The princess then led him to the spot where the harmonious tree was planted; and there the emperor heard a concert, different from all he had ever heard before; and stopping to see where the musicians were, he could discern nobody far or near, but still distinctly heard the music which ravished his senses. "My daughter," said he to the princess, "where are the musicians whom I hear? Are they under ground, or invisible in the air? Such excellent performers will hazard nothing by being seen; on the contrary, they would please the more."
"I examined the mountain, and found it to be situated betwixt the sea and the town, but without any passage to or communication with the latter; the rocks on the sea side being high and perpendicularly steep. I prostrated myself on the shore to thank God for this mercy, and afterward entered the cave again to fetch bread and water, which I ate by daylight with a better appetite than I had done since my interment in the dark cavern.
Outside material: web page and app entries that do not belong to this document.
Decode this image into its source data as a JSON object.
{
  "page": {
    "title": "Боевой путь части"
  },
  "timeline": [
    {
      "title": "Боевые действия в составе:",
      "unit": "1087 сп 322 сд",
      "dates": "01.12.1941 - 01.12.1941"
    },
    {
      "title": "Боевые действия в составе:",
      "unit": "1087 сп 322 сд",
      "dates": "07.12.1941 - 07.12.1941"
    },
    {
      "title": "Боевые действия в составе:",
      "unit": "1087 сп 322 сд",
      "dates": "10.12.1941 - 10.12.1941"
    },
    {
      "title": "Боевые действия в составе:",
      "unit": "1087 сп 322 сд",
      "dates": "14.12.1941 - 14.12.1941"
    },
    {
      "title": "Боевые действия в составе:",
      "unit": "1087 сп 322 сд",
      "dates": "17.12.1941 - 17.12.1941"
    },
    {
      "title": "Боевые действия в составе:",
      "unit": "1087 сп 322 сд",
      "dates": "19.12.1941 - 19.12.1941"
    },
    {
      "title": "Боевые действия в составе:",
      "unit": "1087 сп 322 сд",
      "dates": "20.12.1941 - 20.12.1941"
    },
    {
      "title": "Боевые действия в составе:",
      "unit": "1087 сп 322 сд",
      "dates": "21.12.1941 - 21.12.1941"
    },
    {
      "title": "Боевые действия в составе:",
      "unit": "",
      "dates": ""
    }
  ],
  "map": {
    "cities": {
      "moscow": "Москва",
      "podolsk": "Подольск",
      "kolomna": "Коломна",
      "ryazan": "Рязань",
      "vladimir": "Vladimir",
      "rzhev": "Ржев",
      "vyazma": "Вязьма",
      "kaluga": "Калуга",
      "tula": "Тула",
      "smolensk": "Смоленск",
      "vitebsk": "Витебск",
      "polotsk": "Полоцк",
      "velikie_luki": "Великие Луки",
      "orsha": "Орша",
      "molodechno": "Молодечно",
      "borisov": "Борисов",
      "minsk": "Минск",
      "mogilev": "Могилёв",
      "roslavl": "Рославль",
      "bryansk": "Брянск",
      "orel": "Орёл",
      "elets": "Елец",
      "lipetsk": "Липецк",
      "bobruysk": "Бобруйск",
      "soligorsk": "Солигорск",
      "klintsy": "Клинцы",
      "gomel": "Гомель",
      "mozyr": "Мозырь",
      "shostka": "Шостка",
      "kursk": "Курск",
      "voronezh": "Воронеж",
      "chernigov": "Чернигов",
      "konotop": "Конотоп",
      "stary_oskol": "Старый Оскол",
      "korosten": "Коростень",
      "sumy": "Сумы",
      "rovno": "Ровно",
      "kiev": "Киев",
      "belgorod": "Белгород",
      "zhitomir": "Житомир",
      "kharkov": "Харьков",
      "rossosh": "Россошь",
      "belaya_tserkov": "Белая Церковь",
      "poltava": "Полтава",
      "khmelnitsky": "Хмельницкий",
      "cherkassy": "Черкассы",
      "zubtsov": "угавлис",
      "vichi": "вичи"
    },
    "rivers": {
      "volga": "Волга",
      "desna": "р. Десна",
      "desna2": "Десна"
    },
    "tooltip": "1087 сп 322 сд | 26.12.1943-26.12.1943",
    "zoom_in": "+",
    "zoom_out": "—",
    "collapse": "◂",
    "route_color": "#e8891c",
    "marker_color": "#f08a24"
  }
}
THE STORY OF ALADDIN; OR, THE WONDERFUL LAMP
"One day, after dinner, while she was at the bath, I found myself inclined to repose, and lay down upon a sofa. Two of her ladies, who were then in my chamber, came and sat down, one at my head and the other at my feet, with fans in their hands to moderate the heat, and to prevent the flies from disturbing me. They thought I was asleep, and spoke in whispers; but as I only closed my eyes, I heard all their conversation.
"Mother," answered Aladdin, "I foresaw all that you have said, or can say: and tell you that neither your discourse nor your remonstrances shall make me change my mind. I have told you that you must ask the princess in marriage for me. I beg of you not to refuse, unless you would rather see me in my grave, than by your compliance give me new life."
"After what I have seen," said the sultan to the vizier, "it will not be possible for me to be easy; these fish, without doubt, signify something extraordinary." He sent for the fisherman, and when he came, said to him: "Fisherman, the fish you have brought us make me very uneasy; where did you catch them?" "Sir," answered he, "I fished for them in a lake situated betwixt four hills, beyond the mountain that we see from hence." "Know'st thou not that lake?" said the sultan to the vizier. "No," replied the vizier, "I never so much as heard of it, although I have for sixty years hunted beyond that mountain." The sultan asked the fisherman how far the lake might be from the palace. The fisherman answered it was not above three hours' journey; upon this assurance the sultan commanded all his court to take horse, and the fisherman served them for a guide. They all ascended the mountain, and at the foot of it they saw, to their great surprise, a vast plain that nobody had observed till then, and at last they came to the lake, which they found to be situated betwixt four hills, as the fisherman had described. The water was so transparent that they observed all the fish to be like those which the fisherman had brought to the palace.
The princess, who knew nothing of these particulars, gave very little attention to what Aladdin could say. The fright and amazement of so surprising an adventure had alarmed her so much that he could not get one word from her. Badroulboudour never passed a night so ill in her life; and if we consider the condition in which the genie left the grand vizier's son, we may imagine that the new bridegroom spent it much worse.
Having finished this complaint, he fretfully threw away the basket, and, washing his nets from the slime, cast them a third time, but brought up nothing except stones, shells, and mud. No language can express his disappointment; he was almost distracted. However, when day began to appear, he did not forget to say his prayers like a good Mussulman, and he added to them this petition: "Lord, thou knowest that I cast my nets only four times a day; I have already drawn them three times, without the least reward for my labour: I am only to cast them once more; I pray thee to render the sea favourable to me, as thou didst to Moses."下载
The nearer the sultan approached Aladdin's palace, the more he was struck with its beauty, but was much more amazed when he entered it; and could not forbear breaking out into exclamations of approbation. But when he came into the hall, and cast his eyes on the windows, enriched with diamonds, rubies, emeralds, all large perfect stones, he was so much surprised, that he remained some time motionless. After he recovered himself, he said to his vizier; "Is it possible that there should be such a stately palace so near my own, and I be an utter stranger to it till now?" "Sir," replied the grand vizier, "your majesty may remember that the day before yesterday you gave Aladdin, whom you accepted for a son-in-law, leave to build a palace opposite your own, and that very day at sunset there was no palace on this spot, but yesterday I had the honour first to tell you that the palace was built and finished." "I remember," replied the sultan, "but never imagined that the palace was one of the wonders of the world; for where in all the world besides shall we find walls built of massy gold and silver, instead of brick, stone, or marble; and diamonds, rubies, and emeralds composing the windows!"
This proclamation inspired Aladdin with eager curiosity to see the princess's face, which he could not do without admission into the house of some acquaintance, and then only through a window; but to gratify his curiosity, he presently thought of a scheme, which succeeded; it was to place himself behind the door of the bath, which was so situated that he could not fail of seeing her face.